Dataset rows for apps and sites:

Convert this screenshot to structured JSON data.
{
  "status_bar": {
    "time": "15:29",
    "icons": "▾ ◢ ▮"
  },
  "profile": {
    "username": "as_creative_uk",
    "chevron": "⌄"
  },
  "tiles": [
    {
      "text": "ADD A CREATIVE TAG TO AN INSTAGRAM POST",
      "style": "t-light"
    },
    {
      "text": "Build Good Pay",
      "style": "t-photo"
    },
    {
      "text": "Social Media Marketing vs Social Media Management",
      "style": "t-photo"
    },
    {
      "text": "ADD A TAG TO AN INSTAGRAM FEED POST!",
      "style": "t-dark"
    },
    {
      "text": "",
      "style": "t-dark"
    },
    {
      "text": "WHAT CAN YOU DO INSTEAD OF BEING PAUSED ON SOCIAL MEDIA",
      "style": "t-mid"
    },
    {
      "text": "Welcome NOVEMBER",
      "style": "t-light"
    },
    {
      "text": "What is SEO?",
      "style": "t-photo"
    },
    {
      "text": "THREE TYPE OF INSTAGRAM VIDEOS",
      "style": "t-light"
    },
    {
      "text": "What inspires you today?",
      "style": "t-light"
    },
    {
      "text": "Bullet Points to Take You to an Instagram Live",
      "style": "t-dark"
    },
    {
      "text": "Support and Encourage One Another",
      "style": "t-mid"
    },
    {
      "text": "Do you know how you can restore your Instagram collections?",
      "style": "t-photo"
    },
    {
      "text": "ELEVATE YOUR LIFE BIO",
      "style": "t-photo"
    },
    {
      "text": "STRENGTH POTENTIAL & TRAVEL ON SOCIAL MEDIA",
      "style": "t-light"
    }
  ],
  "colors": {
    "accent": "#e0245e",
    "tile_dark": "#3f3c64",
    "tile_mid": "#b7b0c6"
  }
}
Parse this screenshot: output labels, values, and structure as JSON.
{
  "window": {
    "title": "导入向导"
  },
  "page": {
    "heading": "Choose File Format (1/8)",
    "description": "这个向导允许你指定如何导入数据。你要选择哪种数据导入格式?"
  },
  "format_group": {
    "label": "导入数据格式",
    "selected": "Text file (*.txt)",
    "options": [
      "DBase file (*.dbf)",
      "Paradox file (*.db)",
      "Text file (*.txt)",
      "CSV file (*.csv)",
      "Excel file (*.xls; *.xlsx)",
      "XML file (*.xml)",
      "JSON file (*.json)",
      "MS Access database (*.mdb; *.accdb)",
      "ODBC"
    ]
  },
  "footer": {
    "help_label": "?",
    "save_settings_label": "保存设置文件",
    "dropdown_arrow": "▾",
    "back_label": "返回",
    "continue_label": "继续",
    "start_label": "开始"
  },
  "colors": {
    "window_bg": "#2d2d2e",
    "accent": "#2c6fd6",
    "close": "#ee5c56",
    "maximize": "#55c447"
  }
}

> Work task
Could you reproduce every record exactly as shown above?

> Output below
Convert this screenshot to structured JSON data.
{
  "status_bar": {
    "time": "15:29",
    "icons": "▾ ◢ ▮"
  },
  "profile": {
    "username": "as_creative_uk",
    "chevron": "⌄"
  },
  "tiles": [
    {
      "text": "ADD A CREATIVE TAG TO AN INSTAGRAM POST",
      "style": "t-light"
    },
    {
      "text": "Build Good Pay",
      "style": "t-photo"
    },
    {
      "text": "Social Media Marketing vs Social Media Management",
      "style": "t-photo"
    },
    {
      "text": "ADD A TAG TO AN INSTAGRAM FEED POST!",
      "style": "t-dark"
    },
    {
      "text": "",
      "style": "t-dark"
    },
    {
      "text": "WHAT CAN YOU DO INSTEAD OF BEING PAUSED ON SOCIAL MEDIA",
      "style": "t-mid"
    },
    {
      "text": "Welcome NOVEMBER",
      "style": "t-light"
    },
    {
      "text": "What is SEO?",
      "style": "t-photo"
    },
    {
      "text": "THREE TYPE OF INSTAGRAM VIDEOS",
      "style": "t-light"
    },
    {
      "text": "What inspires you today?",
      "style": "t-light"
    },
    {
      "text": "Bullet Points to Take You to an Instagram Live",
      "style": "t-dark"
    },
    {
      "text": "Support and Encourage One Another",
      "style": "t-mid"
    },
    {
      "text": "Do you know how you can restore your Instagram collections?",
      "style": "t-photo"
    },
    {
      "text": "ELEVATE YOUR LIFE BIO",
      "style": "t-photo"
    },
    {
      "text": "STRENGTH POTENTIAL & TRAVEL ON SOCIAL MEDIA",
      "style": "t-light"
    }
  ],
  "colors": {
    "accent": "#e0245e",
    "tile_dark": "#3f3c64",
    "tile_mid": "#b7b0c6"
  }
}
Parse this screenshot: output labels, values, and structure as JSON.
{
  "window": {
    "title": "导入向导"
  },
  "page": {
    "heading": "Choose File Format (1/8)",
    "description": "这个向导允许你指定如何导入数据。你要选择哪种数据导入格式?"
  },
  "format_group": {
    "label": "导入数据格式",
    "selected": "Text file (*.txt)",
    "options": [
      "DBase file (*.dbf)",
      "Paradox file (*.db)",
      "Text file (*.txt)",
      "CSV file (*.csv)",
      "Excel file (*.xls; *.xlsx)",
      "XML file (*.xml)",
      "JSON file (*.json)",
      "MS Access database (*.mdb; *.accdb)",
      "ODBC"
    ]
  },
  "footer": {
    "help_label": "?",
    "save_settings_label": "保存设置文件",
    "dropdown_arrow": "▾",
    "back_label": "返回",
    "continue_label": "继续",
    "start_label": "开始"
  },
  "colors": {
    "window_bg": "#2d2d2e",
    "accent": "#2c6fd6",
    "close": "#ee5c56",
    "maximize": "#55c447"
  }
}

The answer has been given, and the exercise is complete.